(Website and app data records)
....................

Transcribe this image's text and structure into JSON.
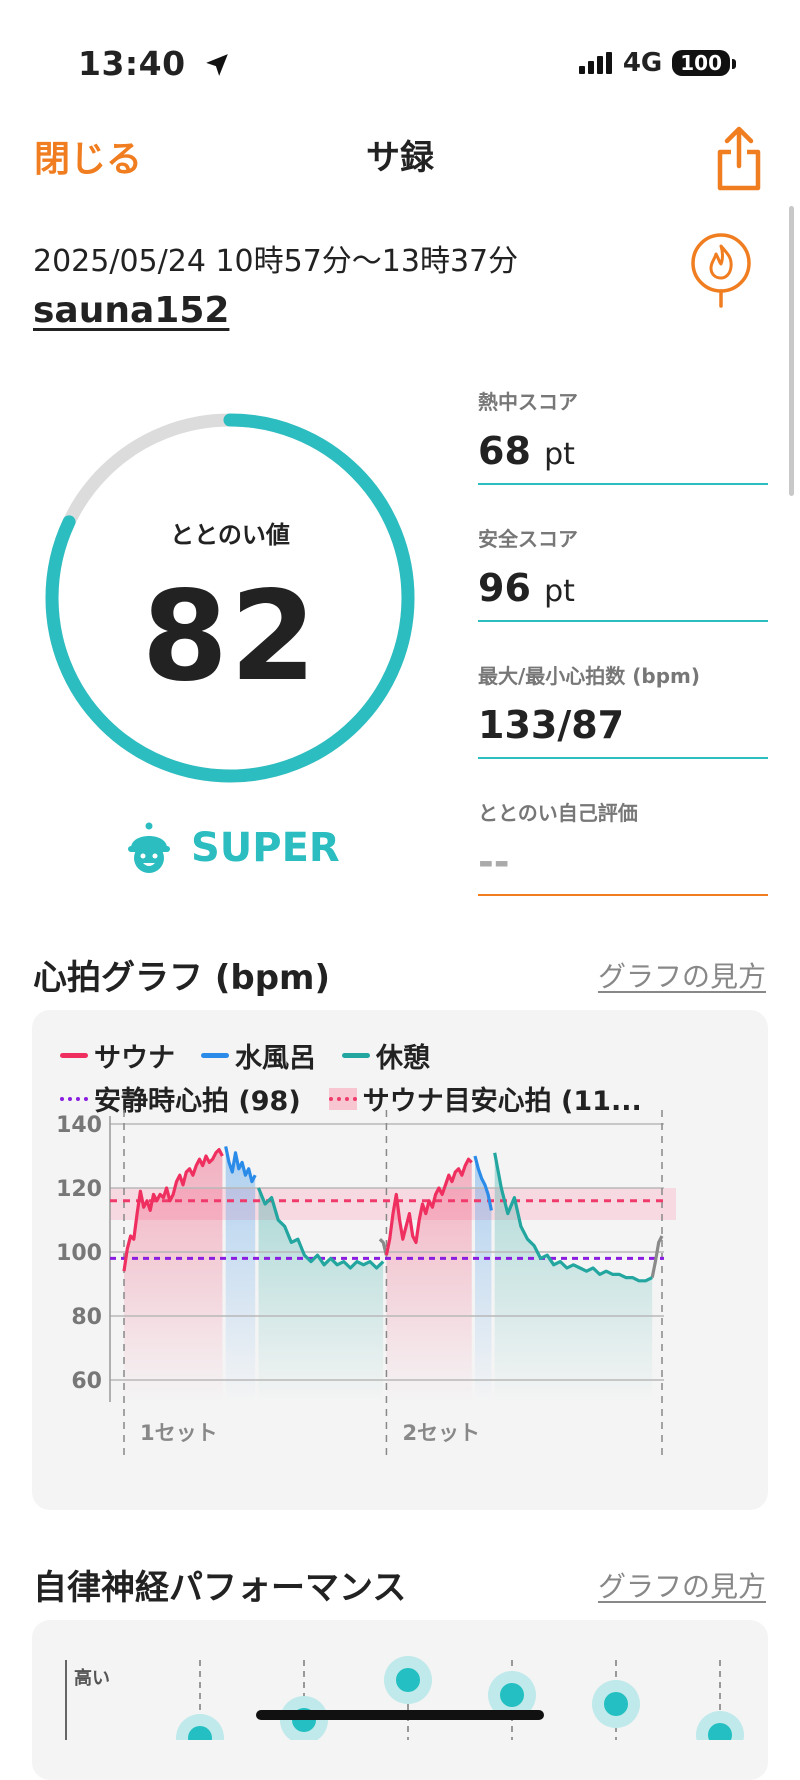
{
  "status": {
    "time": "13:40",
    "network": "4G",
    "battery": "100"
  },
  "nav": {
    "close": "閉じる",
    "title": "サ録"
  },
  "session": {
    "date": "2025/05/24 10時57分〜13時37分",
    "user": "sauna152"
  },
  "score": {
    "label": "ととのい値",
    "value": "82",
    "fraction": 0.82,
    "rank": "SUPER"
  },
  "stats": [
    {
      "label": "熱中スコア",
      "value": "68",
      "unit": "pt"
    },
    {
      "label": "安全スコア",
      "value": "96",
      "unit": "pt"
    },
    {
      "label": "最大/最小心拍数 (bpm)",
      "value": "133/87",
      "unit": ""
    },
    {
      "label": "ととのい自己評価",
      "value": "--",
      "unit": ""
    }
  ],
  "hr_section": {
    "title": "心拍グラフ (bpm)",
    "help": "グラフの見方"
  },
  "ans_section": {
    "title": "自律神経パフォーマンス",
    "help": "グラフの見方",
    "ylabel": "高い"
  },
  "colors": {
    "sauna": "#ef2f5f",
    "cold_bath": "#2a8be8",
    "rest": "#22a69f",
    "resting_hr": "#8a1de0",
    "target": "#ef3a6b",
    "accent": "#f07d20",
    "teal": "#2bbdc0"
  },
  "chart_data": {
    "type": "line",
    "legend": [
      "サウナ",
      "水風呂",
      "休憩",
      "安静時心拍 (98)",
      "サウナ目安心拍 (11..."
    ],
    "ylim": [
      60,
      140
    ],
    "yticks": [
      "140",
      "120",
      "100",
      "80",
      "60"
    ],
    "set_labels": [
      "1セット",
      "2セット"
    ],
    "resting_hr": 98,
    "target_hr": 116,
    "target_band": [
      110,
      120
    ],
    "series": [
      {
        "name": "サウナ",
        "segment": "sauna",
        "t": [
          0,
          1,
          2,
          3,
          4,
          5,
          6,
          7,
          8,
          9,
          10,
          11,
          12,
          13,
          14,
          15,
          16,
          17,
          18,
          19,
          20,
          21,
          22,
          23,
          24,
          25,
          26,
          27,
          28,
          29,
          30
        ],
        "values": [
          94,
          101,
          105,
          104,
          112,
          119,
          114,
          116,
          113,
          118,
          116,
          118,
          117,
          120,
          116,
          118,
          122,
          124,
          121,
          125,
          126,
          124,
          127,
          129,
          127,
          130,
          128,
          129,
          131,
          132,
          130
        ]
      },
      {
        "name": "水風呂",
        "segment": "cold",
        "t": [
          31,
          32,
          33,
          34,
          35,
          36,
          37,
          38,
          39,
          40
        ],
        "values": [
          133,
          128,
          125,
          131,
          126,
          128,
          124,
          126,
          122,
          124
        ]
      },
      {
        "name": "休憩",
        "segment": "rest",
        "t": [
          41,
          43,
          45,
          47,
          49,
          51,
          53,
          55,
          57,
          59,
          61,
          63,
          65,
          67,
          69,
          71,
          73,
          75,
          77,
          79
        ],
        "values": [
          120,
          115,
          117,
          110,
          108,
          103,
          104,
          99,
          97,
          99,
          96,
          98,
          96,
          97,
          95,
          97,
          96,
          97,
          95,
          97
        ]
      },
      {
        "name": "サウナ",
        "segment": "sauna",
        "t": [
          80,
          81,
          82,
          83,
          84,
          85,
          86,
          87,
          88,
          89,
          90,
          91,
          92,
          93,
          94,
          95,
          96,
          97,
          98,
          99,
          100,
          101,
          102,
          103,
          104,
          105,
          106
        ],
        "values": [
          99,
          104,
          112,
          118,
          110,
          104,
          108,
          112,
          105,
          103,
          110,
          115,
          112,
          116,
          114,
          118,
          120,
          118,
          121,
          124,
          122,
          125,
          126,
          124,
          127,
          129,
          128
        ]
      },
      {
        "name": "水風呂",
        "segment": "cold",
        "t": [
          107,
          108,
          109,
          110,
          111,
          112
        ],
        "values": [
          130,
          126,
          123,
          121,
          118,
          113
        ]
      },
      {
        "name": "休憩",
        "segment": "rest",
        "t": [
          113,
          115,
          117,
          119,
          121,
          123,
          125,
          127,
          129,
          131,
          133,
          135,
          137,
          139,
          141,
          143,
          145,
          147,
          149,
          151,
          153,
          155,
          157,
          159,
          161
        ],
        "values": [
          131,
          120,
          112,
          117,
          108,
          104,
          102,
          98,
          99,
          96,
          97,
          95,
          96,
          95,
          94,
          95,
          93,
          94,
          93,
          93,
          92,
          92,
          91,
          91,
          92
        ]
      }
    ],
    "transition": [
      {
        "t": [
          78,
          79,
          80
        ],
        "values": [
          104,
          103,
          99
        ]
      },
      {
        "t": [
          161,
          162,
          163,
          164
        ],
        "values": [
          92,
          97,
          103,
          105
        ]
      }
    ]
  }
}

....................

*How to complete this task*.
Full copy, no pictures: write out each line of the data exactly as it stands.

*Answer to the problem*.
Transcribe this image's text and structure into JSON.
{
  "status": {
    "time": "13:40",
    "network": "4G",
    "battery": "100"
  },
  "nav": {
    "close": "閉じる",
    "title": "サ録"
  },
  "session": {
    "date": "2025/05/24 10時57分〜13時37分",
    "user": "sauna152"
  },
  "score": {
    "label": "ととのい値",
    "value": "82",
    "fraction": 0.82,
    "rank": "SUPER"
  },
  "stats": [
    {
      "label": "熱中スコア",
      "value": "68",
      "unit": "pt"
    },
    {
      "label": "安全スコア",
      "value": "96",
      "unit": "pt"
    },
    {
      "label": "最大/最小心拍数 (bpm)",
      "value": "133/87",
      "unit": ""
    },
    {
      "label": "ととのい自己評価",
      "value": "--",
      "unit": ""
    }
  ],
  "hr_section": {
    "title": "心拍グラフ (bpm)",
    "help": "グラフの見方"
  },
  "ans_section": {
    "title": "自律神経パフォーマンス",
    "help": "グラフの見方",
    "ylabel": "高い"
  },
  "colors": {
    "sauna": "#ef2f5f",
    "cold_bath": "#2a8be8",
    "rest": "#22a69f",
    "resting_hr": "#8a1de0",
    "target": "#ef3a6b",
    "accent": "#f07d20",
    "teal": "#2bbdc0"
  },
  "chart_data": {
    "type": "line",
    "legend": [
      "サウナ",
      "水風呂",
      "休憩",
      "安静時心拍 (98)",
      "サウナ目安心拍 (11..."
    ],
    "ylim": [
      60,
      140
    ],
    "yticks": [
      "140",
      "120",
      "100",
      "80",
      "60"
    ],
    "set_labels": [
      "1セット",
      "2セット"
    ],
    "resting_hr": 98,
    "target_hr": 116,
    "target_band": [
      110,
      120
    ],
    "series": [
      {
        "name": "サウナ",
        "segment": "sauna",
        "t": [
          0,
          1,
          2,
          3,
          4,
          5,
          6,
          7,
          8,
          9,
          10,
          11,
          12,
          13,
          14,
          15,
          16,
          17,
          18,
          19,
          20,
          21,
          22,
          23,
          24,
          25,
          26,
          27,
          28,
          29,
          30
        ],
        "values": [
          94,
          101,
          105,
          104,
          112,
          119,
          114,
          116,
          113,
          118,
          116,
          118,
          117,
          120,
          116,
          118,
          122,
          124,
          121,
          125,
          126,
          124,
          127,
          129,
          127,
          130,
          128,
          129,
          131,
          132,
          130
        ]
      },
      {
        "name": "水風呂",
        "segment": "cold",
        "t": [
          31,
          32,
          33,
          34,
          35,
          36,
          37,
          38,
          39,
          40
        ],
        "values": [
          133,
          128,
          125,
          131,
          126,
          128,
          124,
          126,
          122,
          124
        ]
      },
      {
        "name": "休憩",
        "segment": "rest",
        "t": [
          41,
          43,
          45,
          47,
          49,
          51,
          53,
          55,
          57,
          59,
          61,
          63,
          65,
          67,
          69,
          71,
          73,
          75,
          77,
          79
        ],
        "values": [
          120,
          115,
          117,
          110,
          108,
          103,
          104,
          99,
          97,
          99,
          96,
          98,
          96,
          97,
          95,
          97,
          96,
          97,
          95,
          97
        ]
      },
      {
        "name": "サウナ",
        "segment": "sauna",
        "t": [
          80,
          81,
          82,
          83,
          84,
          85,
          86,
          87,
          88,
          89,
          90,
          91,
          92,
          93,
          94,
          95,
          96,
          97,
          98,
          99,
          100,
          101,
          102,
          103,
          104,
          105,
          106
        ],
        "values": [
          99,
          104,
          112,
          118,
          110,
          104,
          108,
          112,
          105,
          103,
          110,
          115,
          112,
          116,
          114,
          118,
          120,
          118,
          121,
          124,
          122,
          125,
          126,
          124,
          127,
          129,
          128
        ]
      },
      {
        "name": "水風呂",
        "segment": "cold",
        "t": [
          107,
          108,
          109,
          110,
          111,
          112
        ],
        "values": [
          130,
          126,
          123,
          121,
          118,
          113
        ]
      },
      {
        "name": "休憩",
        "segment": "rest",
        "t": [
          113,
          115,
          117,
          119,
          121,
          123,
          125,
          127,
          129,
          131,
          133,
          135,
          137,
          139,
          141,
          143,
          145,
          147,
          149,
          151,
          153,
          155,
          157,
          159,
          161
        ],
        "values": [
          131,
          120,
          112,
          117,
          108,
          104,
          102,
          98,
          99,
          96,
          97,
          95,
          96,
          95,
          94,
          95,
          93,
          94,
          93,
          93,
          92,
          92,
          91,
          91,
          92
        ]
      }
    ],
    "transition": [
      {
        "t": [
          78,
          79,
          80
        ],
        "values": [
          104,
          103,
          99
        ]
      },
      {
        "t": [
          161,
          162,
          163,
          164
        ],
        "values": [
          92,
          97,
          103,
          105
        ]
      }
    ]
  }
}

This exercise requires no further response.